◆ **WORK INSTRUCTION**
Whenever a line of the material contains the string "button", it should be copied.

◆ **DATA EXCERPTS**
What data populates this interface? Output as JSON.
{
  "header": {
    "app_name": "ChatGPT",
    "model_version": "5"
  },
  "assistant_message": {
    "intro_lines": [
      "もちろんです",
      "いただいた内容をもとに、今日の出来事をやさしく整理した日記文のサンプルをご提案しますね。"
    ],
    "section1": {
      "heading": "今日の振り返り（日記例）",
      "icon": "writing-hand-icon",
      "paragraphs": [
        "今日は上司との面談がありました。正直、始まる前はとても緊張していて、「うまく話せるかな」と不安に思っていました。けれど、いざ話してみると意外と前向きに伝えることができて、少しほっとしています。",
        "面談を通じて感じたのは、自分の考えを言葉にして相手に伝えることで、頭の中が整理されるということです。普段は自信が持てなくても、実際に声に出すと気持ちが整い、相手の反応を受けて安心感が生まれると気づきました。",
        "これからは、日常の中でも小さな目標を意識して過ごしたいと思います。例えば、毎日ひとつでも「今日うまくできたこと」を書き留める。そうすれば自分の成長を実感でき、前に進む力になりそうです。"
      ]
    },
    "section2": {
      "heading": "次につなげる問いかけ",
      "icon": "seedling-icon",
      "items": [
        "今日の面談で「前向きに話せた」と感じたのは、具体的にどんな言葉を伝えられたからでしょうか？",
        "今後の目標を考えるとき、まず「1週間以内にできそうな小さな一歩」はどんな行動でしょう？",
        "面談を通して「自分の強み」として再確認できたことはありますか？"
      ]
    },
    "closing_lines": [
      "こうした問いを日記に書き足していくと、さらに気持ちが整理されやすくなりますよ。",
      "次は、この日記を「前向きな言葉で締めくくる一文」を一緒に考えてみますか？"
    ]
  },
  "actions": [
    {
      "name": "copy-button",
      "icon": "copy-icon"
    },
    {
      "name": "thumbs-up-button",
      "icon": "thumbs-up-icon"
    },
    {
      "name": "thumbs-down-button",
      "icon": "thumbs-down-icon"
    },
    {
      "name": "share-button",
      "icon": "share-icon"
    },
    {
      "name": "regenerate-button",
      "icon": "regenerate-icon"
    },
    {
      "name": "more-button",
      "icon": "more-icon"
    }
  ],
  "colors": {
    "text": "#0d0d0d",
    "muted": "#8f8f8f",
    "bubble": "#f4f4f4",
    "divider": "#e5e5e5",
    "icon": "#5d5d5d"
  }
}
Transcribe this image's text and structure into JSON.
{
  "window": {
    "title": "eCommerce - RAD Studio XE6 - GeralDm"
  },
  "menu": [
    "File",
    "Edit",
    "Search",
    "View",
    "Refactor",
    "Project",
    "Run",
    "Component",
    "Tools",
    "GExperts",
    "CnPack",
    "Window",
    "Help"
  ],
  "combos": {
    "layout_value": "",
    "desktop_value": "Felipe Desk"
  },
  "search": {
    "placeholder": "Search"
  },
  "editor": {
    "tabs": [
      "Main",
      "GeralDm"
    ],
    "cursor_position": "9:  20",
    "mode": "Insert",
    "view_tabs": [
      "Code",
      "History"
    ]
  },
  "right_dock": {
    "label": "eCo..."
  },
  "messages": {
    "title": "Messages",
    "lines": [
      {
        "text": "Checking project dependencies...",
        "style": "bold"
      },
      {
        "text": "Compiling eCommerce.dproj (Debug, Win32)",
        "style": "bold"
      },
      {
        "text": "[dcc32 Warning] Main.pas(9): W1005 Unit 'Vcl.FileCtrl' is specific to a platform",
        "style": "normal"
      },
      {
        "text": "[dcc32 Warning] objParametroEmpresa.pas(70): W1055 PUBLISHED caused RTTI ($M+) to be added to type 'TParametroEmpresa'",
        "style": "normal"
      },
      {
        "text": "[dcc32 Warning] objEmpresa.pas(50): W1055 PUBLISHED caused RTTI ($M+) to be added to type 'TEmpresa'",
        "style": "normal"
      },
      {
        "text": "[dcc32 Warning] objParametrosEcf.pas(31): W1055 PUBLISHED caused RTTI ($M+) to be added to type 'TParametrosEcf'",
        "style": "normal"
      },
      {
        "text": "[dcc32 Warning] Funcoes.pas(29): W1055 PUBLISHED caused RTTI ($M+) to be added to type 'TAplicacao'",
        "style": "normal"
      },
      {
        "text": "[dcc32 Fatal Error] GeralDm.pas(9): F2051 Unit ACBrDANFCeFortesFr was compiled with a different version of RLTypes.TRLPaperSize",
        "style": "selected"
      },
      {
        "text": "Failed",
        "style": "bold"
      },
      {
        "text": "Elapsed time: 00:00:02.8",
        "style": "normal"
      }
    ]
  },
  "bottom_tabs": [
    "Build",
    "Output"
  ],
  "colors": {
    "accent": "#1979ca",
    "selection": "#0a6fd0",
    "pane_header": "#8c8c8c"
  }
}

◆ **TASK SOLUTION**
      "name": "copy-button",
      "name": "thumbs-up-button",
      "name": "thumbs-down-button",
      "name": "share-button",
      "name": "regenerate-button",
      "name": "more-button",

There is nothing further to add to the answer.